So really, my decision is not because I want to leave Japan, or any of the people here. I'd love to stay. (And/or airlift all my favorite people back to the States with me.) However, there are other things I want to do, too, and one of those things is to go back to grad school and get my teacher certification. As my plan stands now, I'm going to apply to a school in the Atlanta area, and if all goes well, start classes next spring.
I feel some guilt about leaving, because many people at my school have often and vocally expressed their wishes for me to stay, but I am at least relieved to say that Paul has decided to recontract.
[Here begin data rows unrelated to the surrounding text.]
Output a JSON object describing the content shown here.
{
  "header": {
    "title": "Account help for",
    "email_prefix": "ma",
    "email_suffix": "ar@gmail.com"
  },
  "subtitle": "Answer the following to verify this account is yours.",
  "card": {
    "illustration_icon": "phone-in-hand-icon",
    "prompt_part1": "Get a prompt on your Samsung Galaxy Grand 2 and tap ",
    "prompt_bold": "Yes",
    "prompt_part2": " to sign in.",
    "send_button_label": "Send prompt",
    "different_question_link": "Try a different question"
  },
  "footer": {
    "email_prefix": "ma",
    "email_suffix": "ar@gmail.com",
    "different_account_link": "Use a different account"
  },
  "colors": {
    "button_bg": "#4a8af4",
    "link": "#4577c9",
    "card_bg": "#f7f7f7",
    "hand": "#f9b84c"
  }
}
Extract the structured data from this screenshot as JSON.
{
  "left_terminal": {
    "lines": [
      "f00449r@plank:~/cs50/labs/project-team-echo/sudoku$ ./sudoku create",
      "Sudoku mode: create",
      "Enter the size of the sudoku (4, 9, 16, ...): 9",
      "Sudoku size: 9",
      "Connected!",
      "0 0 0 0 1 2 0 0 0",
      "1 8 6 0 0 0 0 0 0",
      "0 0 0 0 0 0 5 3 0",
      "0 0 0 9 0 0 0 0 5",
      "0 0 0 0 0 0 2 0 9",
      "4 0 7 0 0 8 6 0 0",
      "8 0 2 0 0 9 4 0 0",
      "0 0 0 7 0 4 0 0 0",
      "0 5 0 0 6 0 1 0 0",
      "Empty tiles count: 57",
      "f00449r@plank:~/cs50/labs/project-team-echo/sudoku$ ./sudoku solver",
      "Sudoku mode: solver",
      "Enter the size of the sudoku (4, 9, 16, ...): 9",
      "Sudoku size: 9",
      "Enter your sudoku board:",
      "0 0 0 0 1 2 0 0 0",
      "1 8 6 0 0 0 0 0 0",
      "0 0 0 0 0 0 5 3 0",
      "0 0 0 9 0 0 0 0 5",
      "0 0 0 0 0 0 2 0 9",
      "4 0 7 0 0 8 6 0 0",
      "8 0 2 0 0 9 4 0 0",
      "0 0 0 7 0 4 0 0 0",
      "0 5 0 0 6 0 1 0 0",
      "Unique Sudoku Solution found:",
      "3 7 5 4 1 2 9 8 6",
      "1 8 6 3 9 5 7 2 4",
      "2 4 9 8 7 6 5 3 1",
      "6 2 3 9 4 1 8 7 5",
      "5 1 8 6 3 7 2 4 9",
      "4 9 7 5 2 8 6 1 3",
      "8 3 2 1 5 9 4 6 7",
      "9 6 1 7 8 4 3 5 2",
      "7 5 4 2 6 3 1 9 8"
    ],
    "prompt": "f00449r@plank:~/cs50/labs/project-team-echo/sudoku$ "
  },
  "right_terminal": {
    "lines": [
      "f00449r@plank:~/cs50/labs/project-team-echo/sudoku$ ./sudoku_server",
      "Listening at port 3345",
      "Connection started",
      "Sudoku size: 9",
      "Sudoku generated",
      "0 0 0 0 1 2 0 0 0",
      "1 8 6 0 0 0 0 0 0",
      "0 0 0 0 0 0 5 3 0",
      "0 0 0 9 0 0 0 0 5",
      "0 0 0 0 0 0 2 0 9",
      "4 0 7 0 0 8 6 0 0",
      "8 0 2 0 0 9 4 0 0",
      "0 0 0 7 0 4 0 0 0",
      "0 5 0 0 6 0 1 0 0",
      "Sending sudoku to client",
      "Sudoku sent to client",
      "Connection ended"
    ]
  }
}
As long as he's here, I don't feel quite so bad, because he can train the new hire and generally hold down the fort. (Had we both left, which very nearly happened, it would have been a little bit crippling for our department -- they've come to rely on we AETs for a lot of lesson planning and various support. I'd hate to throw two totally green teachers at them when they're so busy already!)
For now I feel pretty good about this decision, though come July I'll probably be crying everyday. Already I'm making plans to try and keep in touch with my school in a meaningful way. And as for the students, well, thank goodness that my unofficially favorite class has recently discovered facebook!
So, that's that. On a slightly more frivolous note, here's some more cute student stories! Brought to you by class 2-5's country project presentations.
First, from Vatican City (which couldn't fail to be hilarious, as explained by clueless Japanese teenagers). Their presentation was fine, actually, until the Q&A. That class just so happened to have a German exchange student named Anja, who raised her hand and asked, "Do you know the pope's name, and what country he's from?"
Immediately, the girls starting sending each other panicked looks. Clearly, they don't know, so Paul starts mouthing "Germany!" at them. Saki, their de facto spokesperson, squints at him for a minute before proudly declaring, "His name is Pope Tommy!"
I'm still not sure the rest of the class fully understands why suddenly all four teachers (and Anja) burst into delighted laughter.
And Italy had a moment which was comical, and yet, sort of true. Upon listing their country's exports, the Italy group listed such gems as, "Wine, machines, and the mafia."